Stimson reported that Lukenbill began throwing punches, several of which struck the deputy. The two ended up on the ground, fighting for control of the taser. Stimson said he had opportunity to try the taser a third time, but that it would not function. After that, he dropped the taser and continued trying to physically subdue Lukenbill, all the while continuing to give commands to stop resisting. Stimson reported that Lukenbill grabbed his fingers and bent them backward and that he thought his fingers were going to break.
Deputy Stimson was wearing a manually activated body cam, which was turned on and off multiple times during the confrontation likely because of the “close contact struggle” with Lukenbill.
According to the report, the end of the confrontation was recorded by the camera, the video is dark but audio was captured. During the struggle, Stimson said he felt Lukenbill tugging on his gun in its holster. He can be heard in the recording yelling several times very quickly “Stop grabbing for my gun.” The report states “It was apparent Deputy Stimson was alarmed.”
Stimson reported at this point he attempted to push off from Lukenbill then drew his firearm. The report states “Fearing for his life, Deputy Stimson fired one round into the chest of Lukenbill.”
After the shooting, the sound of handcuffs being used can be heard. Stimson was also able to turn on his flashlight and retrieve the pieces of his radio and put it back together at which point he reported to dispatch that shots had been fired and there was one person down. The time was 2:56 a.m.
Deputy Stimson retrieved a bandage from his vehicle and applied it to Lukenbill.
Deputy Josh Barker had already been notified and was en route to Stimson’s last known location after Stimson failed to maintain radio contact following the vehicle pursuit. Barker arrived on scene at 3:05 and took over first aid until an ambulance arrived. Shortly after Barker’s arrival, Stimson became physically ill.
The suspect’s identity was confused for a moment because he possessed ID and debit cards belonging to others but was later verified by fingerprint.
Following the shooting, Vernon County Sheriff Jason Mosher requested that the MSHP take over the investigation and sheriff’s deputies secured the scene until investigators could arrive.

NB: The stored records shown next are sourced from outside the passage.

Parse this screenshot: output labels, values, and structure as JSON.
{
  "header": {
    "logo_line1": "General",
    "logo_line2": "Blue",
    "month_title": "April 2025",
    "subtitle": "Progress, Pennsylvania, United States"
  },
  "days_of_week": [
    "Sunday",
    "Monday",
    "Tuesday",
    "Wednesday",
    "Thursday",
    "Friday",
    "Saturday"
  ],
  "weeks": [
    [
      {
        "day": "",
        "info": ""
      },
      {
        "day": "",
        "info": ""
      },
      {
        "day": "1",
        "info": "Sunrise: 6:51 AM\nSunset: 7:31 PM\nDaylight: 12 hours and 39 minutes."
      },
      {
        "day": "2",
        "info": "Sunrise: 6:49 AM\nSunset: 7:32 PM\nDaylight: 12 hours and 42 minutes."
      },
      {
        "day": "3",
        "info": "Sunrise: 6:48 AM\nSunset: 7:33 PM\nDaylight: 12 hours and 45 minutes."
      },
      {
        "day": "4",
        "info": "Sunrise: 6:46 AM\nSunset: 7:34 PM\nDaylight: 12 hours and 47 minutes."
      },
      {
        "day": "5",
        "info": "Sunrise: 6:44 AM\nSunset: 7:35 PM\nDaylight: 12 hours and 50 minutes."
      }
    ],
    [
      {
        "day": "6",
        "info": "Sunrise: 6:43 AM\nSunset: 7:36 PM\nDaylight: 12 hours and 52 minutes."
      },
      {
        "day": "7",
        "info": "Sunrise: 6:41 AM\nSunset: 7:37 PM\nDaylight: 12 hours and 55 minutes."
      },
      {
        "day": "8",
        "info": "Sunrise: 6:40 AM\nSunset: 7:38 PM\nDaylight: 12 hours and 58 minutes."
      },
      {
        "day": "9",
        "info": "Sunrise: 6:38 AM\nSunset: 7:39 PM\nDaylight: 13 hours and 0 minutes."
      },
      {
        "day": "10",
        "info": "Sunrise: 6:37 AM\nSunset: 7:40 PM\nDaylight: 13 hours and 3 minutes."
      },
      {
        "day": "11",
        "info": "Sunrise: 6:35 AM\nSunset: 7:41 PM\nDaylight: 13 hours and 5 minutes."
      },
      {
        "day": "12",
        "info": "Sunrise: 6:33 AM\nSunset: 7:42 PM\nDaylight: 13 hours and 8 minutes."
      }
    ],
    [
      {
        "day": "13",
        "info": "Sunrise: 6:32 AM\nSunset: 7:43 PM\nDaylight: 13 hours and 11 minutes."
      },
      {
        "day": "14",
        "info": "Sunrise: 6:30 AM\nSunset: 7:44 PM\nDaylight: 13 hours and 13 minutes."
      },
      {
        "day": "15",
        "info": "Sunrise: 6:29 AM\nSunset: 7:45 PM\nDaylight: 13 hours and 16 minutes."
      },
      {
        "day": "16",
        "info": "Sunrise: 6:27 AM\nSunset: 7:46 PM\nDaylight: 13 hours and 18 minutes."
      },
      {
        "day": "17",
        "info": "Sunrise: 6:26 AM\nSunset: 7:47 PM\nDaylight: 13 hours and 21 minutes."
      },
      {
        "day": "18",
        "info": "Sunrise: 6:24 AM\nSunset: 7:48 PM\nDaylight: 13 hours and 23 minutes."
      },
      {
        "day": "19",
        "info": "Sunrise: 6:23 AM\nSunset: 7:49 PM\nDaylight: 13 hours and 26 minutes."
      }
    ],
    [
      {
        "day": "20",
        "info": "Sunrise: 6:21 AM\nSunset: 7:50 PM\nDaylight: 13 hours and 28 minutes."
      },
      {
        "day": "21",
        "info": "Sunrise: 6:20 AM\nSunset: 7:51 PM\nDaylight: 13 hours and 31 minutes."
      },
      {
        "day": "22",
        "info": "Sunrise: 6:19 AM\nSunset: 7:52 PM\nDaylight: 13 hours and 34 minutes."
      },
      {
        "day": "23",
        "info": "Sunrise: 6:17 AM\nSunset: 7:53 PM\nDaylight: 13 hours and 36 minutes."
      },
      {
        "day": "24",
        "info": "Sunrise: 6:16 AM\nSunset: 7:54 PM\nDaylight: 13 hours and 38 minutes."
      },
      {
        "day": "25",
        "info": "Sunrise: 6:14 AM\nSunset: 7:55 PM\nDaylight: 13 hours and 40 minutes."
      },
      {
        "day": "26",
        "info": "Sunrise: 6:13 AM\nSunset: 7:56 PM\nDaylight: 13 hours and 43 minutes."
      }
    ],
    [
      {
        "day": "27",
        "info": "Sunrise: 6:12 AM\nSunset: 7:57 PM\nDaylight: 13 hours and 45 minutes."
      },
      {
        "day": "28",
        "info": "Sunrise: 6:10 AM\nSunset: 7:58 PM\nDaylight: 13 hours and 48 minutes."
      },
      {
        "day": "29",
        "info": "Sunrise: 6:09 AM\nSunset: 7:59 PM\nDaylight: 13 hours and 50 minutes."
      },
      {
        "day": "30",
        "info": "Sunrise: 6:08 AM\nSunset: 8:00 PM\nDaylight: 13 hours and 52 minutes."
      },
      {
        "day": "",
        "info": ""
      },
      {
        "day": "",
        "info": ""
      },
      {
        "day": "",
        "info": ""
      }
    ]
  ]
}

The investigation was conducted by MSHP Sgt. J.B. Trammell and Sgt. Scott Rawson.
According to the report, the autopsy showed that Lukenbill died from a single gunshot wound to the chest with a trajectory consistent with Deputy Stimson’s account that Lukenbill was lunging for his gun at the time of the shooting.
The report continues stating that Deputy Stimson gave numerous, unheeded commands to Lukenbill, and also made several less-than-lethal attempts to control him but that Lukenbill continued to resist and fight.
“After an altercation with Lukenbill which lasted nearly ten minutes, it was clear Deputy Stimson was near the point of exhaustion when Lukenbill attempted to take and control the gun ...” says the report. “The investigation showed that Deputy Stimson had reasonable fear for his life at the moment he shot Brandon Lukenbill.”
Lukenbill is also suspected of being under the influence of drugs and or alcohol, but toxicology reports are still pending.
Sheriff Mosher said Friday that Deputy Stimson has returned to full duty and there were no disciplinary actions taken.
“It is a sad situation anytime a life is lost, regardless of the circumstances. The Missouri State Highway Patrol conducted a very thorough and professional investigation and we are grateful for their assistance during the incident,” said Mosher.